▶ Problem statement
For this exercise, copy the data exactly and omit any images.

══ Recorded information

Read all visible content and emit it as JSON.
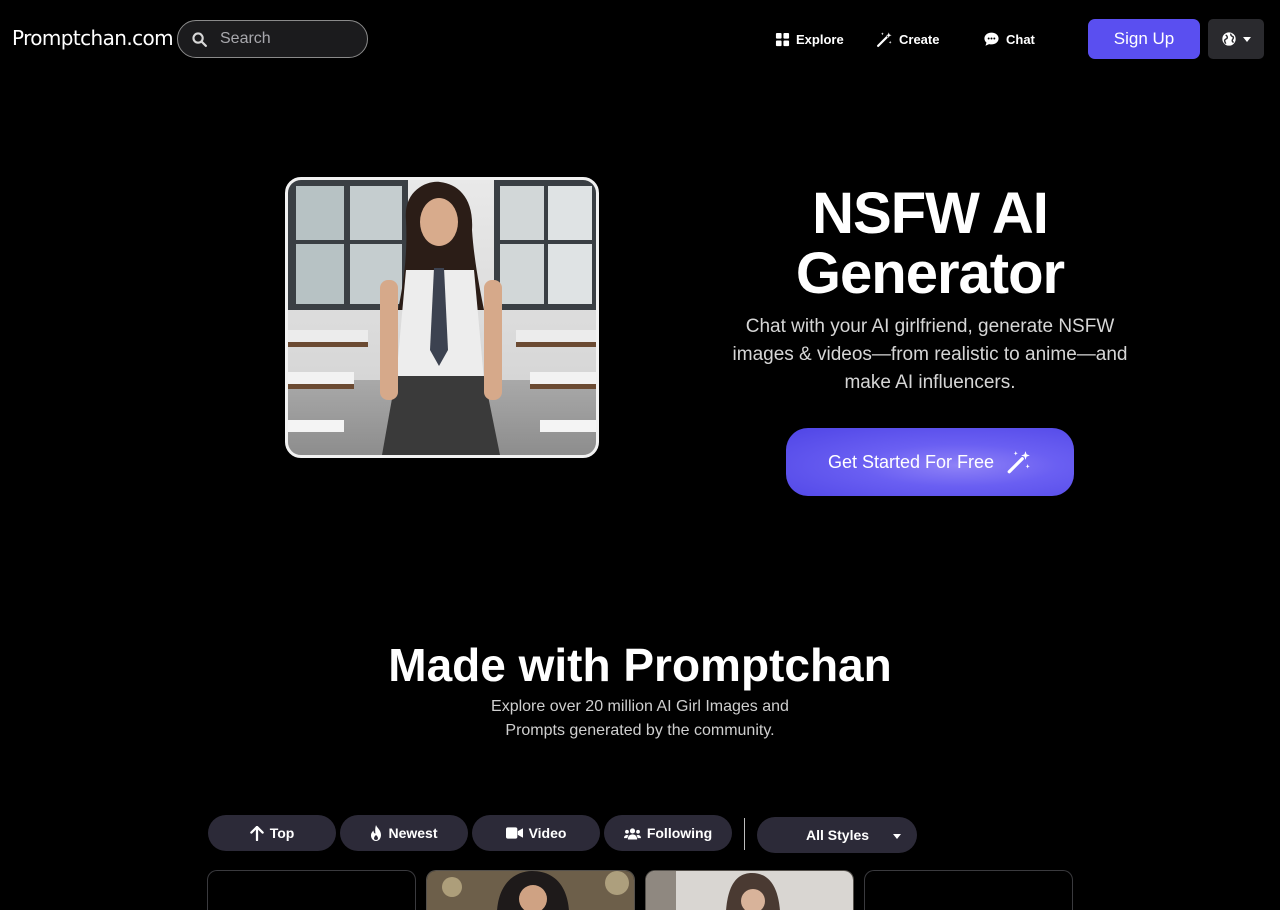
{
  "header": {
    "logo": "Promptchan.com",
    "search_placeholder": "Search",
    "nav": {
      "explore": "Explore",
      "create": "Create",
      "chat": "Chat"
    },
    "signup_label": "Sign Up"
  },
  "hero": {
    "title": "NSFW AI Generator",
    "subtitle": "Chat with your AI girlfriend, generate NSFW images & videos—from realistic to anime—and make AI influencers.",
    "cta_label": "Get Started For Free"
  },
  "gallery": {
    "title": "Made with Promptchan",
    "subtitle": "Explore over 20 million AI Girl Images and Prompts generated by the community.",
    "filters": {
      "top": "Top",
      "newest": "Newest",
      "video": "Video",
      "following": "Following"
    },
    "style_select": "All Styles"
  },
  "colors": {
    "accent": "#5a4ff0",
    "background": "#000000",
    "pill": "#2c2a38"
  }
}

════

▶ Output below
Read all visible content and emit it as JSON.
{
  "header": {
    "logo": "Promptchan.com",
    "search_placeholder": "Search",
    "nav": {
      "explore": "Explore",
      "create": "Create",
      "chat": "Chat"
    },
    "signup_label": "Sign Up"
  },
  "hero": {
    "title": "NSFW AI Generator",
    "subtitle": "Chat with your AI girlfriend, generate NSFW images & videos—from realistic to anime—and make AI influencers.",
    "cta_label": "Get Started For Free"
  },
  "gallery": {
    "title": "Made with Promptchan",
    "subtitle": "Explore over 20 million AI Girl Images and Prompts generated by the community.",
    "filters": {
      "top": "Top",
      "newest": "Newest",
      "video": "Video",
      "following": "Following"
    },
    "style_select": "All Styles"
  },
  "colors": {
    "accent": "#5a4ff0",
    "background": "#000000",
    "pill": "#2c2a38"
  }
}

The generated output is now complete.